Formerly a carpenter from Coffs Harbour, NSW, Lachy Pinney has been living on Malolo Island in the Mamanuca Islands for 2½ years. Having worked all over Australia in the construction industry, a chance encounter enabled a dream to come true: to build a five-star resort, Six Senses Fiji, in paradise, sixsenses.com
The best thing about living on this island is how close we are to some of the world's best surf breaks. Even for non-surfers, watching the waves at Cloudbreak is a breathtaking experience. The reef break has previously been part of the World Surf League, so it's renowned by pro surfers worldwide. Riding a wave like this is incredible, and even better when you get to see the pro surfers in action.
There is a great walking track on Malolo that takes you up to an old war bunker right in the centre of the island. It sits at the highest point of the island so it's a bit of a climb, but is well worth it for the 360-degree views of the surrounding Mamanucas when you reach the top. From here, you can carry on down to Solevu village and on to the neighbouring island, Malolo Lailai (little Malolo – we are on Malolo Levu, big Malolo). The two islands are connected at low tide meaning a walk across the sand to your final destination.
Kokoda (pronounced ko-kon-da) is a local Fijian specialty.
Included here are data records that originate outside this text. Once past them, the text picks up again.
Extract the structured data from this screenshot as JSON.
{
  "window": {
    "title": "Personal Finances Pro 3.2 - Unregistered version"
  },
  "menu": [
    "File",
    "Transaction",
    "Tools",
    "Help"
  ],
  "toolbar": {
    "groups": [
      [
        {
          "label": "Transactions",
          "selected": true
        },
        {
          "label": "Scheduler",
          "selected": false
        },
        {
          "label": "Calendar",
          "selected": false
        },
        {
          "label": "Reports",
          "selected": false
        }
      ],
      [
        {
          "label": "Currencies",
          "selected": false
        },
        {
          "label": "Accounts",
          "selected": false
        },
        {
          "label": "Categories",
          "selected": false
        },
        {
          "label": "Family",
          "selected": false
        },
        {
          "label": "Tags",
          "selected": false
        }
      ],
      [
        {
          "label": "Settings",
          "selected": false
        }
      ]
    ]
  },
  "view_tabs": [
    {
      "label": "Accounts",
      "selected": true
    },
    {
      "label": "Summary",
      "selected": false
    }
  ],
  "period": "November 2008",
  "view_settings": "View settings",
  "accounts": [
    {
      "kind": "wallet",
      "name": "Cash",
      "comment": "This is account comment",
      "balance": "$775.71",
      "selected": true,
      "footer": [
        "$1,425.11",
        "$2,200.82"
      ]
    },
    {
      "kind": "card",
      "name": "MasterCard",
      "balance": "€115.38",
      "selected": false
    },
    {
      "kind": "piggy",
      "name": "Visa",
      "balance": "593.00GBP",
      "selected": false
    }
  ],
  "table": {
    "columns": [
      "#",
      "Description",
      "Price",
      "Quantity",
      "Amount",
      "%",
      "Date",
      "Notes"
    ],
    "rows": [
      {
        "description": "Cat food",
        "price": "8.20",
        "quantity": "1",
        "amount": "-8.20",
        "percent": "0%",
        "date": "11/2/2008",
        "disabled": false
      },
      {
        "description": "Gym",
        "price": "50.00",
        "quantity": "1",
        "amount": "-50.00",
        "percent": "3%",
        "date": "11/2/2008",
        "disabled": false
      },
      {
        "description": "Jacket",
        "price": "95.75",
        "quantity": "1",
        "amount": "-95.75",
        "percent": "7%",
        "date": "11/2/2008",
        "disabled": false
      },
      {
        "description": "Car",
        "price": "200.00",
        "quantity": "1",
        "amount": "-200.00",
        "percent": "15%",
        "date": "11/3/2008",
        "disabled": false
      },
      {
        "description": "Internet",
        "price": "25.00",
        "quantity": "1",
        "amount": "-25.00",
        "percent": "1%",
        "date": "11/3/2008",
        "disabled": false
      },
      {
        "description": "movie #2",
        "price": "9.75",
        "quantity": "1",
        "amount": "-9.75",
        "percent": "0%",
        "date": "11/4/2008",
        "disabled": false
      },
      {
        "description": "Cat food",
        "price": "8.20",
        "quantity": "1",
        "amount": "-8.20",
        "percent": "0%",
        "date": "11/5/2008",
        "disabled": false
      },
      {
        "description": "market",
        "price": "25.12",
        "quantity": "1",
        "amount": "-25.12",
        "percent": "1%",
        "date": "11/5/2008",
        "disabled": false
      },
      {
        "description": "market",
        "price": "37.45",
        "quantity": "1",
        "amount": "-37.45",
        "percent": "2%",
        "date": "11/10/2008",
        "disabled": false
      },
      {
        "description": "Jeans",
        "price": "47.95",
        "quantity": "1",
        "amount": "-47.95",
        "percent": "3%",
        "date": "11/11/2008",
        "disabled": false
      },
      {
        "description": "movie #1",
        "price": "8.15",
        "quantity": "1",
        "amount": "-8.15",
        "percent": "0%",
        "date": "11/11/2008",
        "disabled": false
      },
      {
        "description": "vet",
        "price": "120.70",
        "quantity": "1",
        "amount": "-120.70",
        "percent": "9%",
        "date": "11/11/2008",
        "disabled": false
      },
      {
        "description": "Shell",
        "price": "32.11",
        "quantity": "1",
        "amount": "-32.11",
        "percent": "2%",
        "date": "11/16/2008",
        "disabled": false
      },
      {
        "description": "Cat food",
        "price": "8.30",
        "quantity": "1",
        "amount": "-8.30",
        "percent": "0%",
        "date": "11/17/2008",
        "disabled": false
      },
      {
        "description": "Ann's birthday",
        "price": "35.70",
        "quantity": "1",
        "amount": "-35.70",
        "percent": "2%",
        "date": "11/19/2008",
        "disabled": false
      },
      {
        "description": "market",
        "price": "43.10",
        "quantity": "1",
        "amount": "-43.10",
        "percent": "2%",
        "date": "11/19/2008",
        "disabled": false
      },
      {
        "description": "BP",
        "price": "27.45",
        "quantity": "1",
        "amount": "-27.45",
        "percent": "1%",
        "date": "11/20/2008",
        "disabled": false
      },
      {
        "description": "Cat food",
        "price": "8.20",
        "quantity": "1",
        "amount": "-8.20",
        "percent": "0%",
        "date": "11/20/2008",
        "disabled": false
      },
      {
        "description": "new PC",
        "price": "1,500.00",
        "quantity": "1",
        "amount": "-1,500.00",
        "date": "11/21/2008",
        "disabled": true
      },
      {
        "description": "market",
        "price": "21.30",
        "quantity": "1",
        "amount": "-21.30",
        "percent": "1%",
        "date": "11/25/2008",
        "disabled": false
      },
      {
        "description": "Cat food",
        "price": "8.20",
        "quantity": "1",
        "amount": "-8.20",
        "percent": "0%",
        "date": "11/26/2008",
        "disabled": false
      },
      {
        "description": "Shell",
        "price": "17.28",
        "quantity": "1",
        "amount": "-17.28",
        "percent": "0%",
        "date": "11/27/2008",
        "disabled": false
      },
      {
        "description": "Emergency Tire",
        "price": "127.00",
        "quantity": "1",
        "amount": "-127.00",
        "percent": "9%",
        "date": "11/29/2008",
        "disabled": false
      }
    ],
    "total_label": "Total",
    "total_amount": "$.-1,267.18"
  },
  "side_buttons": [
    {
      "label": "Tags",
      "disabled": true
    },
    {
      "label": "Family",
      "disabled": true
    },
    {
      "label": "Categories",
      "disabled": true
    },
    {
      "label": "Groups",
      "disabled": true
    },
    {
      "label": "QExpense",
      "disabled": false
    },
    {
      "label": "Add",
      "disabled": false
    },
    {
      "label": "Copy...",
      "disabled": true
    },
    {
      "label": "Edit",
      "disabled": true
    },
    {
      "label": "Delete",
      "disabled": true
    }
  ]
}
It is essentially a Fijian ceviche consisting of raw fish (usually mahi-mahi) that is soaked in fresh lime juice and served with coconut cream and chili topped with chopped onions, tomatoes and cucumber. This is such a simple dish but it tastes so good, especially served with homemade dalo (root crop) chips. You can't get more Fijian than kokoda.
The Yacht Club at Musket Cove is our local, just a five-minute boat ride from home to the bar on Malolo Lailai. Previously known as the Two-Dollar Bar, this relaxed beach bar has a brilliant atmosphere and community vibe, with yachties, expats and guests from the islands' resorts. My drink is the local Vonu lager, and you can cook your own food on the barbecues there, musketcovefiji.com
Late-night kava sessions with the local boys … the Fijians will drink anyone under the table when it comes to their local juice. Kava (pepper plant root) is a crop of the western Pacific that is ground and strained through water to create the famous "grog". Fijians will pass the grog round a circle while telling stories long into the night, so although you'll definitely get a fantastic night's sleep, it will be a long time before your head hits the pillow.